# Thread: Linear Algebra: Matrices and Systems Equations

1. ## Linear Algebra: Matrices and Systems Equations

Hello. Could anyone please help me step by step in solving the following homework problems. I tried to work on it twice (especially the first problem) but I just can't seem to find my way around it.

1)For the following system of equations, use Gaussian elimination to obtain an equivalent system whose coefficient matrix is in row echelon form. Indicate whether the system is consistent or not. If system is consistent and involves variables, transform it to reduced row echelon form and find all solutions for variables.

1x _1 + 2x_2 - 3x_3 + 1x_4 = 1
-1x_1 - 1x_2 + 4x_3 - 1x_4 = 6
-2x_1 - 4x_2 + 7x_3 - 1x_4 = 1

Solution: After adding and multiplying rows this is the matrix i Got so far,

1 0 -1 1 -13
0 1 -1 0 7
0 0 1 1 3

I do not know where to go from here
the final answer in the back of the book is (2-6a, 4+a, 3-a, a)

2) consider a linear system whose augmented matrix is of the form

1 2 1 0
2 5 3 0
-1 1 β 0

(a) Is it possible for the system to be inconsistent? Why or Why not?
(b) For what values of β will the system have infinitely many solutions?

for (a) I said the system will be inconsistent if β is not equal to 2.
for (b) I said β will have to equal to 2 in order for the system to have infinitely many solutions

2. Hello, googoogaga!

1) For the following system of equations, use Gaussian elimination
to obtain an equivalent system whose coefficient matrix is in row echelon form.
Indicate whether the system is consistent or not.
If system is consistent and involves variables, transform it to reduced row echelon form
and find all solutions for variables.

. . $\begin{array}{ccc}w + 2x - 3y + z & = & 1 \\
\text{-}w - x + 4y - z & = & 6 \\
\text{-}2w - 4x + 7y - z & = & 1 \end{array}$

Solution: After adding and multiplying rows,

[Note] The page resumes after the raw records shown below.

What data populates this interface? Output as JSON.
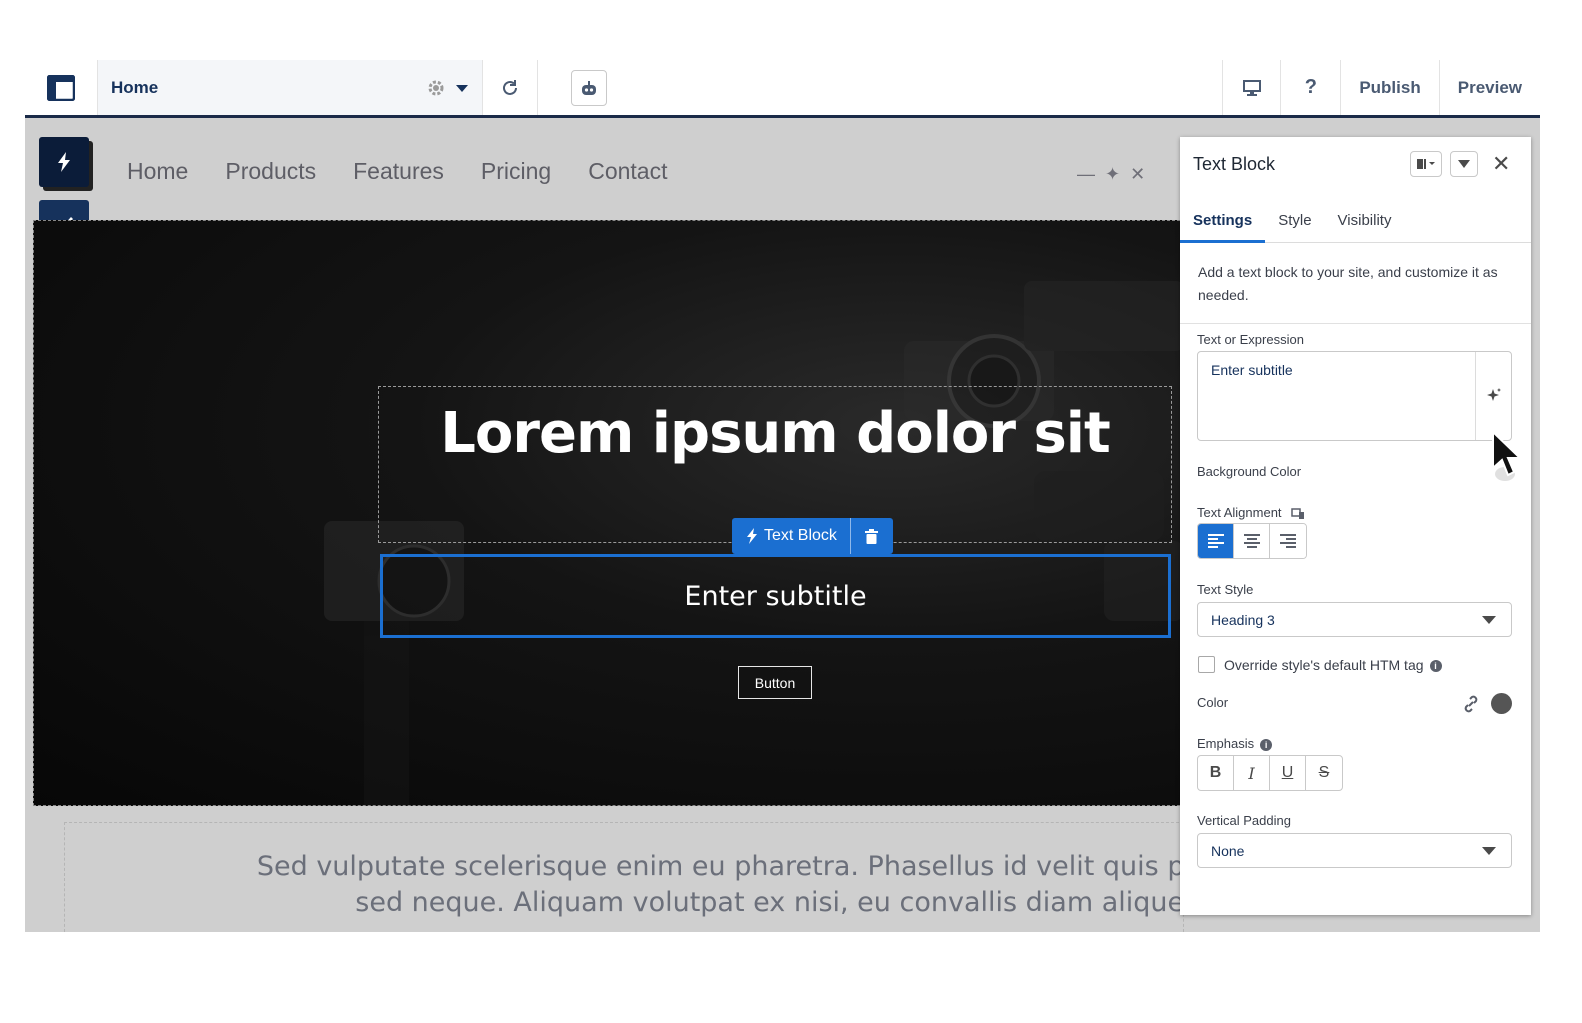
{
  "toolbar": {
    "page_label": "Home",
    "publish_label": "Publish",
    "preview_label": "Preview",
    "help_label": "?"
  },
  "site_nav": {
    "items": [
      "Home",
      "Products",
      "Features",
      "Pricing",
      "Contact"
    ]
  },
  "hero": {
    "title": "Lorem ipsum dolor sit",
    "subtitle": "Enter subtitle",
    "button_label": "Button",
    "chip_label": "Text Block"
  },
  "paragraph": {
    "line1": "Sed vulputate scelerisque enim eu pharetra. Phasellus id velit quis purus ele",
    "line2": "sed neque. Aliquam volutpat ex nisi, eu convallis diam aliquet"
  },
  "panel": {
    "title": "Text Block",
    "tabs": [
      "Settings",
      "Style",
      "Visibility"
    ],
    "active_tab": "Settings",
    "description": "Add a text block to your site, and customize it as needed.",
    "text_expression_label": "Text or Expression",
    "text_expression_value": "Enter subtitle",
    "background_color_label": "Background Color",
    "text_alignment_label": "Text Alignment",
    "text_style_label": "Text Style",
    "text_style_value": "Heading 3",
    "override_label": "Override style's default HTM tag",
    "color_label": "Color",
    "emphasis_label": "Emphasis",
    "emphasis_buttons": [
      "B",
      "I",
      "U",
      "S"
    ],
    "vertical_padding_label": "Vertical Padding",
    "vertical_padding_value": "None"
  },
  "colors": {
    "accent": "#1b6fd1",
    "navy": "#16325c",
    "swatch": "#555555"
  }
}
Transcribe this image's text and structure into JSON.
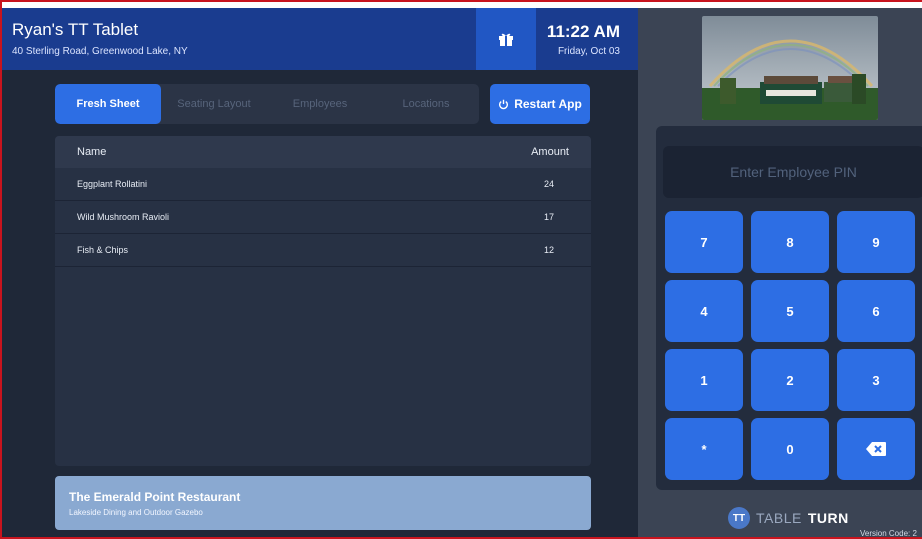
{
  "header": {
    "title": "Ryan's TT Tablet",
    "address": "40 Sterling Road, Greenwood Lake, NY",
    "gift_icon": "gift-icon",
    "time": "11:22 AM",
    "date": "Friday, Oct 03"
  },
  "tabs": [
    {
      "label": "Fresh Sheet",
      "active": true
    },
    {
      "label": "Seating Layout",
      "active": false
    },
    {
      "label": "Employees",
      "active": false
    },
    {
      "label": "Locations",
      "active": false
    }
  ],
  "restart": {
    "label": "Restart App",
    "icon": "power-icon"
  },
  "table": {
    "headers": [
      "Name",
      "Amount"
    ],
    "rows": [
      {
        "name": "Eggplant Rollatini",
        "amount": "24"
      },
      {
        "name": "Wild Mushroom Ravioli",
        "amount": "17"
      },
      {
        "name": "Fish & Chips",
        "amount": "12"
      }
    ]
  },
  "restaurant": {
    "name": "The Emerald Point Restaurant",
    "subtitle": "Lakeside Dining and Outdoor Gazebo"
  },
  "pin": {
    "placeholder": "Enter Employee PIN"
  },
  "keypad": [
    "7",
    "8",
    "9",
    "4",
    "5",
    "6",
    "1",
    "2",
    "3",
    "*",
    "0",
    "backspace"
  ],
  "brand": {
    "mark": "TT",
    "word1": "TABLE",
    "word2": "TURN"
  },
  "version": "Version Code: 2",
  "colors": {
    "header": "#1a3c8f",
    "accent": "#2d6ee4",
    "panel": "#1f2838"
  }
}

. . this is the matrix i got so far: . $\begin{pmatrix}
1 & 0 & \text{-}1 & 1 & | & \text{-}13 \\
0 & 1 & \text{-}1 & 0 & | & 7 \\
0 & 0 & 1 & 1 & | & 3\end{pmatrix}$
.
there may be an error

I do not know where to go from here . . . .
keep going

The final answer in the back of the book is:
. . . . $(2-6\alpha,\: 4 + \alpha,\:3-\alpha,\:\alpha)$

We have: . $\begin{pmatrix}1 & 2 & \text{-}3 & 1 & | & 1 \\
\text{-}1 & \text{-}1 & 4 & \text{-}1 & | & 6 \\
\text{-}2 & \text{-}4 & 7 & \text{-}1 & | & 1\end{pmatrix}$

$\begin{array}{c} \\ R_2+R_1 \\ R_3+2\!\cdot\!R_1\end{array}\;
\begin{pmatrix}1 & 2 & \text{-}3 & 1 & | & 1 \\
0 & 1 & 1 & 0 & | & 7 \\
0 & 0 & 1 & 1 & | & 3\end{pmatrix}$

$\begin{array}{c}R_1-2\!\cdot\!R_2 \\ R_2-R_3 \\ \\ \end{array}\;
\begin{pmatrix}1 & 0 & \text{-}5 & 1 & | & \text{-}13 \\
0 & 1 & 0 & \text{-}1 & | & 4 \\
0 & 0 & 1 & 1 & | & 3\end{pmatrix}$

$\begin{array}{c}R_1+5\!\cdot\!R_3 \\ \\ \end{array}\;
\begin{pmatrix}1 & 0 & 0 & 6 & | & 2 \\
0 & 1 & 0 & \text{-}1 & | & 4 \\
0 & 0 & 1 & 1 & | & 3 \end{pmatrix}$

We have: . $\begin{array}{ccccccc}w + 6z & = & 2 & \;\Rightarrow\; & w & = & 2 - 6z \\
x - z & = & 4 & \Rightarrow & x & = & 4-z \\
y + z & = & 3 & \Rightarrow & y & = & 3-z \\
& & & & z & = & z \end{array}$

On the right side, replace $z$ with a parameter $\alpha$.

Therefore: . $\begin{Bmatrix}w & = & 2 - 6\alpha \\ x & = & 4 - \alpha \\ y & = & 3 - \alpha \\ z & = & \alpha\end{Bmatrix}$